Angiotensin inhibition in heart failure.J Renin Angiotensin Aldosterone Syst 2004; 5 Suppl 1:S17-22JR
Survival in patients with heart failure remains very poor, and is worse than that for most common cancers, including bowel cancer in men and breast cancer in women. The renin-angiotensin-aldosterone system (RAAS) is not completely blocked by angiotensin-converting enzyme (ACE) inhibition. Blockade of the RAAS at the AT1-receptor has the theoretical benefit of more effective blockade of the actions of angiotensin II. ACE inhibitors (ACE-Is) prevent the breakdown of bradykinin: this has been blamed for some of the unwanted effects of ACE-Is although bradykinin may have advantageous effects in heart failure.

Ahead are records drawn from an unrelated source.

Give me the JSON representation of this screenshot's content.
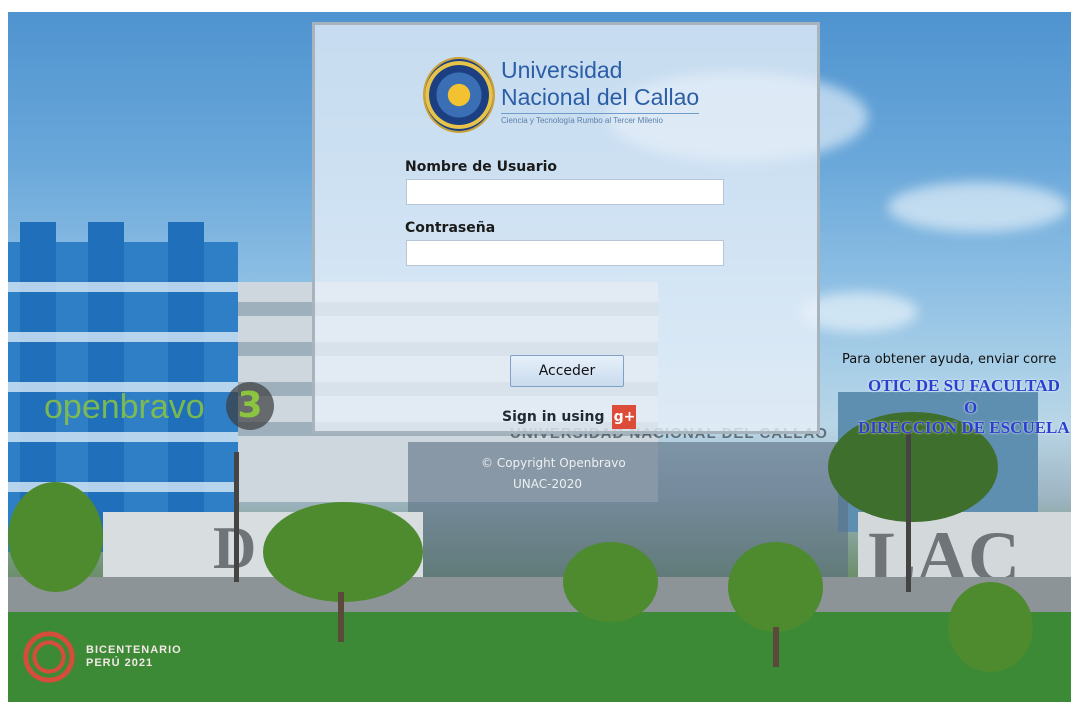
{
  "login": {
    "university_name_line1": "Universidad",
    "university_name_line2": "Nacional del Callao",
    "university_motto": "Ciencia y Tecnología Rumbo al Tercer Milenio",
    "username_label": "Nombre de Usuario",
    "username_value": "",
    "password_label": "Contraseña",
    "password_value": "",
    "submit_label": "Acceder",
    "signin_label": "Sign in using",
    "gplus_label": "g+"
  },
  "background": {
    "help_text": "Para obtener ayuda, enviar corre",
    "faculty_line1": "OTIC DE SU FACULTAD",
    "faculty_line2": "O",
    "faculty_line3": "DIRECCION DE ESCUELA",
    "gate_sign": "UNIVERSIDAD NACIONAL DEL CALLAO",
    "copyright": "© Copyright Openbravo",
    "copyright_year": "UNAC-2020",
    "openbravo_logo": "openbravo",
    "openbravo_version": "3",
    "bicentenario_line1": "BICENTENARIO",
    "bicentenario_line2": "PERÚ 2021"
  },
  "colors": {
    "accent_blue": "#2b5ea7",
    "faculty_text": "#2a3fcf",
    "gplus_red": "#dd4b39",
    "openbravo_green": "#8bc53f"
  },
  "icons": {
    "university_seal": "university-seal-icon",
    "gplus": "gplus-icon",
    "bicentenario": "bicentenario-emblem-icon"
  }
}
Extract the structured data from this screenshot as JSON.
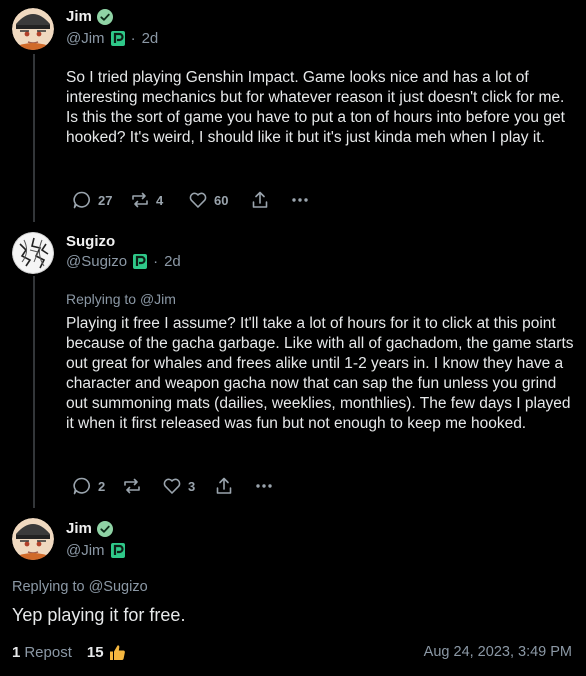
{
  "posts": [
    {
      "name": "Jim",
      "handle": "@Jim",
      "time": "2d",
      "verified": true,
      "text": "So I tried playing Genshin Impact.  Game looks nice and has a lot of interesting mechanics but for whatever reason it just doesn't click for me.  Is this the sort of game you have to put a ton of hours into before you get hooked?  It's weird, I should like it but it's just kinda meh when I play it.",
      "stats": {
        "replies": "27",
        "reposts": "4",
        "likes": "60"
      }
    },
    {
      "name": "Sugizo",
      "handle": "@Sugizo",
      "time": "2d",
      "reply_label": "Replying to",
      "reply_to": "@Jim",
      "text": "Playing it free I assume? It'll take a lot of hours for it to click at this point because of the gacha garbage. Like with all of gachadom, the game starts out great for whales and frees alike until 1-2 years in. I know they have a character and weapon gacha now that can sap the fun unless you grind out summoning mats (dailies, weeklies, monthlies). The few days I played it when it first released was fun but not enough to keep me hooked.",
      "stats": {
        "replies": "2",
        "reposts": "",
        "likes": "3"
      }
    },
    {
      "name": "Jim",
      "handle": "@Jim",
      "verified": true,
      "reply_label": "Replying to",
      "reply_to": "@Sugizo",
      "text": "Yep playing it for free.",
      "footer": {
        "reposts_count": "1",
        "reposts_label": "Repost",
        "likes_count": "15",
        "timestamp": "Aug 24, 2023, 3:49 PM"
      }
    }
  ],
  "colors": {
    "background": "#000000",
    "text": "#e7e9ea",
    "muted": "#8b98a5",
    "verified": "#8fd3a5",
    "badge": "#2fc889",
    "thumb": "#f5b740"
  }
}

Consequently, ACE-Is and ARBs might be complementary or even additive treatments; recent trials have tested these hypotheses. The Candesartan in Heart failure Assessment of Reduction in Mortality and morbidity (CHARM) programme compared the angiotensin receptor blocker (ARB) candesartan (target dose 32 mg once daily) to placebo in three distinct but complementary populations of patients with symptomatic heart failure. These were: patients with reduced left ventricular ejection fraction (LVEF) who were ACE-I-intolerant (CHARM-Alternative); patients with reduced LVEF who were being treated with ACE-Is (CHARM-Added); and patients with preserved left ventricular systolic function (CHARM-Preserved). There were substantial and statistically significant reductions in the primary composite end point (risk of cardiovascular death or hospital admission for heart failure) in CHARM-Alternative. This was also the case in CHARM-Added, supporting and extending the findings of Val-HeFT. In CHARM-Preserved, the effect of candesartan on the primary end point did not reach conventional statistical significance though hospital admission for heart failure was reduced significantly with candesartan. In the CHARM-Overall programme there was a statistically borderline reduction in all-cause mortality with a clear reduction in cardiovascular mortality. All-cause mortality was reduced by 12% in the two CHARM trials in patients with low LVEF. CHARM succeeded in answering a number of questions about the safety and efficacy of ARB use in heart failure. It showed evidence for a clinical benefit of candesartan both additive to and independent of ACE-I use. The benefits in terms of clinical outcomes were seen irrespective of beta-blocker usage. Benefits in patients with preserved LVEF were shown in the proportion of patients hospitalised with worsening heart failure and in overall number of admissions for heart failure. Candesartan had expected effects on blood pressure and renal function, emphasising the need for careful patient monitoring.